Required action — Your answer must be an exact copy of the listing that follows, with all pictures omitted.

Data for processing: Begin

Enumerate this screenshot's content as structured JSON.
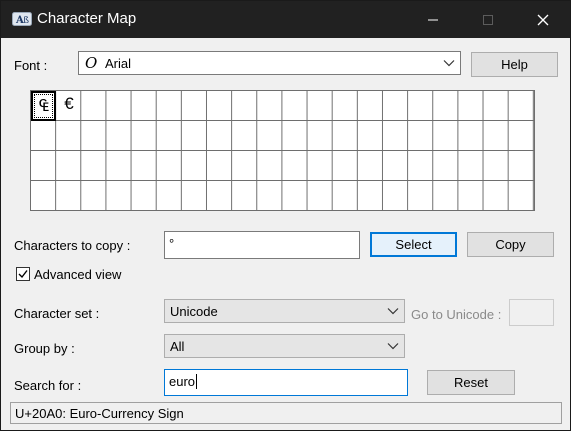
{
  "window": {
    "title": "Character Map",
    "icon": "character-map-app-icon"
  },
  "font": {
    "label": "Font :",
    "value": "Arial",
    "icon": "opentype-font-icon"
  },
  "buttons": {
    "help": "Help",
    "select": "Select",
    "copy": "Copy",
    "reset": "Reset"
  },
  "grid": {
    "cells": [
      "₠",
      "€"
    ]
  },
  "copy_field": {
    "label": "Characters to copy :",
    "value": "°"
  },
  "advanced_view": {
    "label": "Advanced view",
    "checked": true
  },
  "character_set": {
    "label": "Character set :",
    "value": "Unicode"
  },
  "goto_unicode": {
    "label": "Go to Unicode :",
    "value": ""
  },
  "group_by": {
    "label": "Group by :",
    "value": "All"
  },
  "search": {
    "label": "Search for :",
    "value": "euro"
  },
  "status": {
    "text": "U+20A0: Euro-Currency Sign"
  },
  "colors": {
    "titlebar": "#212121",
    "accent": "#0078d7",
    "window_bg": "#f0f0f0"
  }
}
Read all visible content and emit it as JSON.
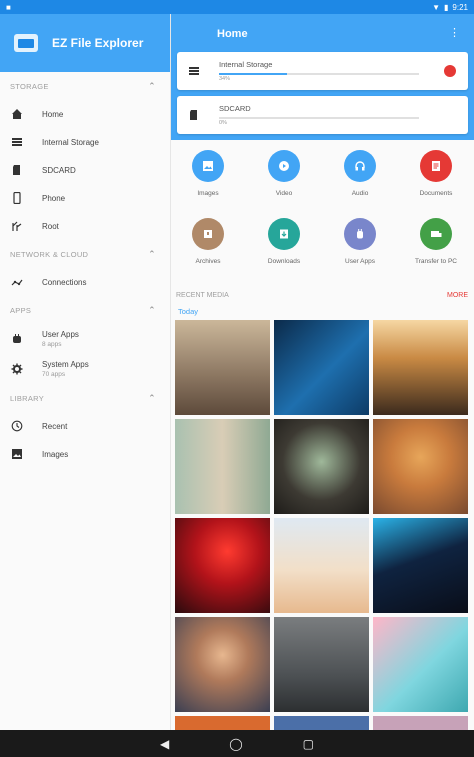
{
  "status_bar": {
    "time": "9:21"
  },
  "sidebar": {
    "app_title": "EZ File Explorer",
    "sections": {
      "storage": "STORAGE",
      "network": "NETWORK & CLOUD",
      "apps": "APPS",
      "library": "LIBRARY"
    },
    "storage_items": [
      {
        "label": "Home",
        "icon": "home-icon"
      },
      {
        "label": "Internal Storage",
        "icon": "storage-icon"
      },
      {
        "label": "SDCARD",
        "icon": "sdcard-icon"
      },
      {
        "label": "Phone",
        "icon": "phone-icon"
      },
      {
        "label": "Root",
        "icon": "root-icon"
      }
    ],
    "network_items": [
      {
        "label": "Connections",
        "icon": "connections-icon"
      }
    ],
    "apps_items": [
      {
        "label": "User Apps",
        "sub": "8 apps",
        "icon": "user-apps-icon"
      },
      {
        "label": "System Apps",
        "sub": "70 apps",
        "icon": "system-apps-icon"
      }
    ],
    "library_items": [
      {
        "label": "Recent",
        "icon": "recent-icon"
      },
      {
        "label": "Images",
        "icon": "images-icon"
      }
    ]
  },
  "main": {
    "title": "Home",
    "storage_cards": [
      {
        "name": "Internal Storage",
        "percent": "34%",
        "fill": 0.34
      },
      {
        "name": "SDCARD",
        "percent": "0%",
        "fill": 0.0
      }
    ],
    "categories": [
      {
        "label": "Images",
        "color": "#42a5f5",
        "icon": "images-icon"
      },
      {
        "label": "Video",
        "color": "#42a5f5",
        "icon": "video-icon"
      },
      {
        "label": "Audio",
        "color": "#42a5f5",
        "icon": "audio-icon"
      },
      {
        "label": "Documents",
        "color": "#e53935",
        "icon": "documents-icon"
      },
      {
        "label": "Archives",
        "color": "#b08968",
        "icon": "archives-icon"
      },
      {
        "label": "Downloads",
        "color": "#26a69a",
        "icon": "downloads-icon"
      },
      {
        "label": "User Apps",
        "color": "#7986cb",
        "icon": "user-apps-icon"
      },
      {
        "label": "Transfer to PC",
        "color": "#43a047",
        "icon": "transfer-icon"
      }
    ],
    "recent": {
      "title": "RECENT MEDIA",
      "more": "MORE",
      "today": "Today"
    }
  },
  "accent": "#42a5f5"
}
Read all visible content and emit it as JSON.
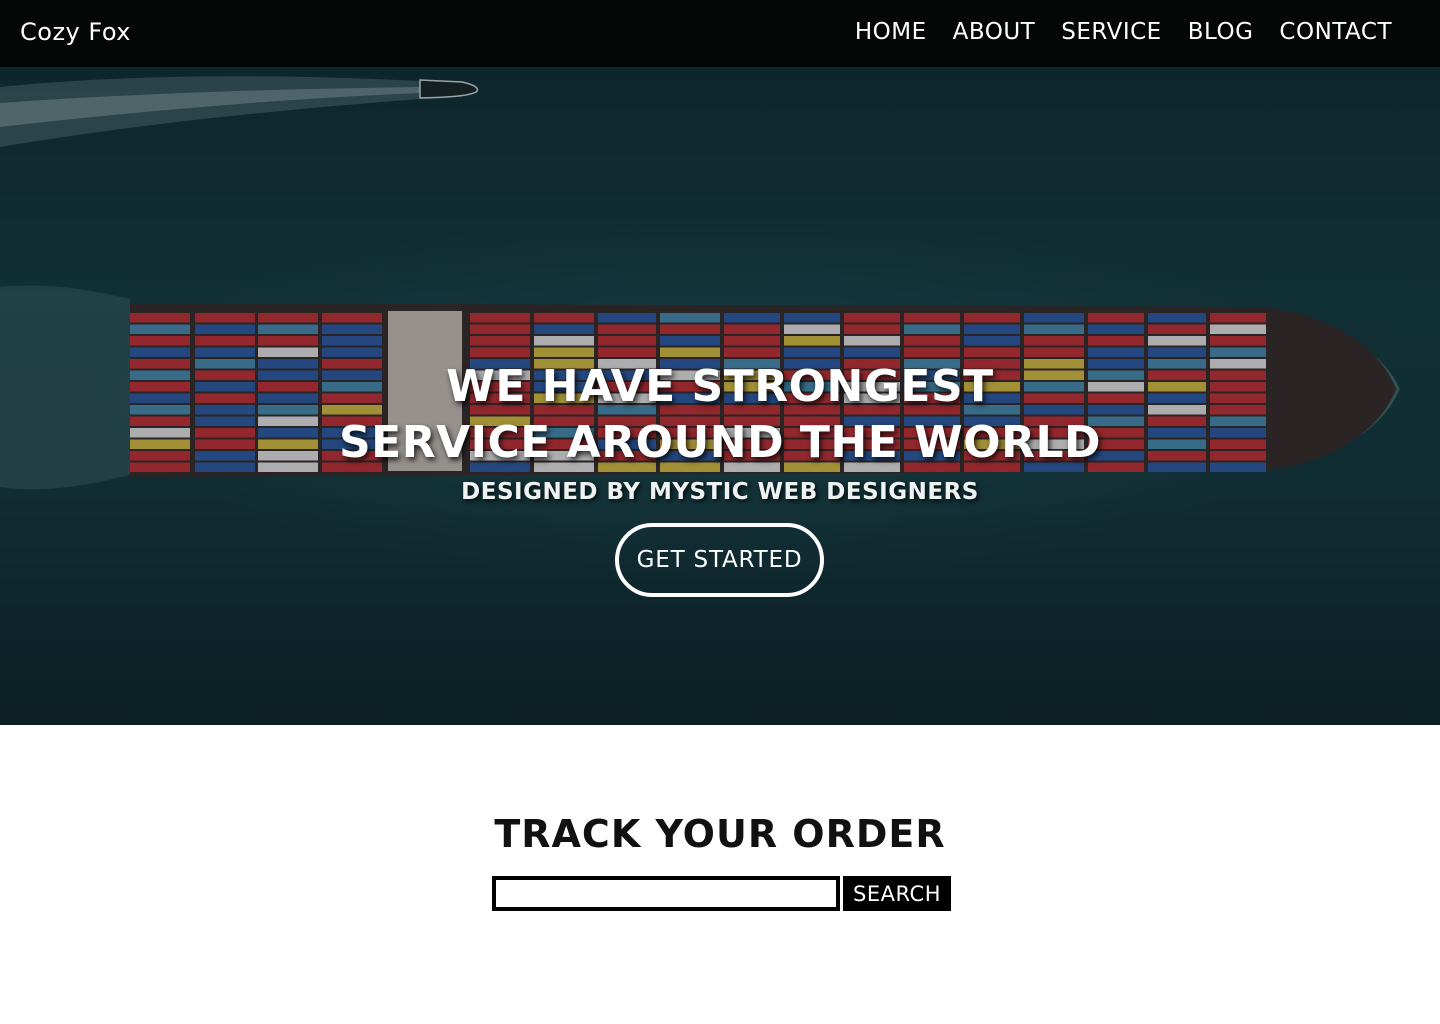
{
  "navbar": {
    "brand": "Cozy Fox",
    "links": [
      "HOME",
      "ABOUT",
      "SERVICE",
      "BLOG",
      "CONTACT"
    ]
  },
  "hero": {
    "title_line1": "WE HAVE STRONGEST",
    "title_line2": "SERVICE AROUND THE WORLD",
    "subtitle": "DESIGNED BY MYSTIC WEB DESIGNERS",
    "cta_label": "GET STARTED"
  },
  "track": {
    "title": "TRACK YOUR ORDER",
    "input_value": "",
    "search_label": "SEARCH"
  },
  "colors": {
    "navbar_bg": "#050606",
    "sea": "#174048",
    "container_red": "#c3353c",
    "container_blue": "#2f5fa8",
    "container_white": "#e7e7ea",
    "button_bg": "#000000"
  }
}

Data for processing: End

Written answer —
Enumerate this screenshot's content as structured JSON.
{
  "window": {
    "title": "Character Map",
    "icon": "character-map-app-icon"
  },
  "font": {
    "label": "Font :",
    "value": "Arial",
    "icon": "opentype-font-icon"
  },
  "buttons": {
    "help": "Help",
    "select": "Select",
    "copy": "Copy",
    "reset": "Reset"
  },
  "grid": {
    "cells": [
      "₠",
      "€"
    ]
  },
  "copy_field": {
    "label": "Characters to copy :",
    "value": "°"
  },
  "advanced_view": {
    "label": "Advanced view",
    "checked": true
  },
  "character_set": {
    "label": "Character set :",
    "value": "Unicode"
  },
  "goto_unicode": {
    "label": "Go to Unicode :",
    "value": ""
  },
  "group_by": {
    "label": "Group by :",
    "value": "All"
  },
  "search": {
    "label": "Search for :",
    "value": "euro"
  },
  "status": {
    "text": "U+20A0: Euro-Currency Sign"
  },
  "colors": {
    "titlebar": "#212121",
    "accent": "#0078d7",
    "window_bg": "#f0f0f0"
  }
}
Read all visible content and emit it as JSON.
{
  "status_bar": {
    "time": "9:21"
  },
  "sidebar": {
    "app_title": "EZ File Explorer",
    "sections": {
      "storage": "STORAGE",
      "network": "NETWORK & CLOUD",
      "apps": "APPS",
      "library": "LIBRARY"
    },
    "storage_items": [
      {
        "label": "Home",
        "icon": "home-icon"
      },
      {
        "label": "Internal Storage",
        "icon": "storage-icon"
      },
      {
        "label": "SDCARD",
        "icon": "sdcard-icon"
      },
      {
        "label": "Phone",
        "icon": "phone-icon"
      },
      {
        "label": "Root",
        "icon": "root-icon"
      }
    ],
    "network_items": [
      {
        "label": "Connections",
        "icon": "connections-icon"
      }
    ],
    "apps_items": [
      {
        "label": "User Apps",
        "sub": "8 apps",
        "icon": "user-apps-icon"
      },
      {
        "label": "System Apps",
        "sub": "70 apps",
        "icon": "system-apps-icon"
      }
    ],
    "library_items": [
      {
        "label": "Recent",
        "icon": "recent-icon"
      },
      {
        "label": "Images",
        "icon": "images-icon"
      }
    ]
  },
  "main": {
    "title": "Home",
    "storage_cards": [
      {
        "name": "Internal Storage",
        "percent": "34%",
        "fill": 0.34
      },
      {
        "name": "SDCARD",
        "percent": "0%",
        "fill": 0.0
      }
    ],
    "categories": [
      {
        "label": "Images",
        "color": "#42a5f5",
        "icon": "images-icon"
      },
      {
        "label": "Video",
        "color": "#42a5f5",
        "icon": "video-icon"
      },
      {
        "label": "Audio",
        "color": "#42a5f5",
        "icon": "audio-icon"
      },
      {
        "label": "Documents",
        "color": "#e53935",
        "icon": "documents-icon"
      },
      {
        "label": "Archives",
        "color": "#b08968",
        "icon": "archives-icon"
      },
      {
        "label": "Downloads",
        "color": "#26a69a",
        "icon": "downloads-icon"
      },
      {
        "label": "User Apps",
        "color": "#7986cb",
        "icon": "user-apps-icon"
      },
      {
        "label": "Transfer to PC",
        "color": "#43a047",
        "icon": "transfer-icon"
      }
    ],
    "recent": {
      "title": "RECENT MEDIA",
      "more": "MORE",
      "today": "Today"
    }
  },
  "accent": "#42a5f5"
}
Read all visible content and emit it as JSON.
{
  "navbar": {
    "brand": "Cozy Fox",
    "links": [
      "HOME",
      "ABOUT",
      "SERVICE",
      "BLOG",
      "CONTACT"
    ]
  },
  "hero": {
    "title_line1": "WE HAVE STRONGEST",
    "title_line2": "SERVICE AROUND THE WORLD",
    "subtitle": "DESIGNED BY MYSTIC WEB DESIGNERS",
    "cta_label": "GET STARTED"
  },
  "track": {
    "title": "TRACK YOUR ORDER",
    "input_value": "",
    "search_label": "SEARCH"
  },
  "colors": {
    "navbar_bg": "#050606",
    "sea": "#174048",
    "container_red": "#c3353c",
    "container_blue": "#2f5fa8",
    "container_white": "#e7e7ea",
    "button_bg": "#000000"
  }
}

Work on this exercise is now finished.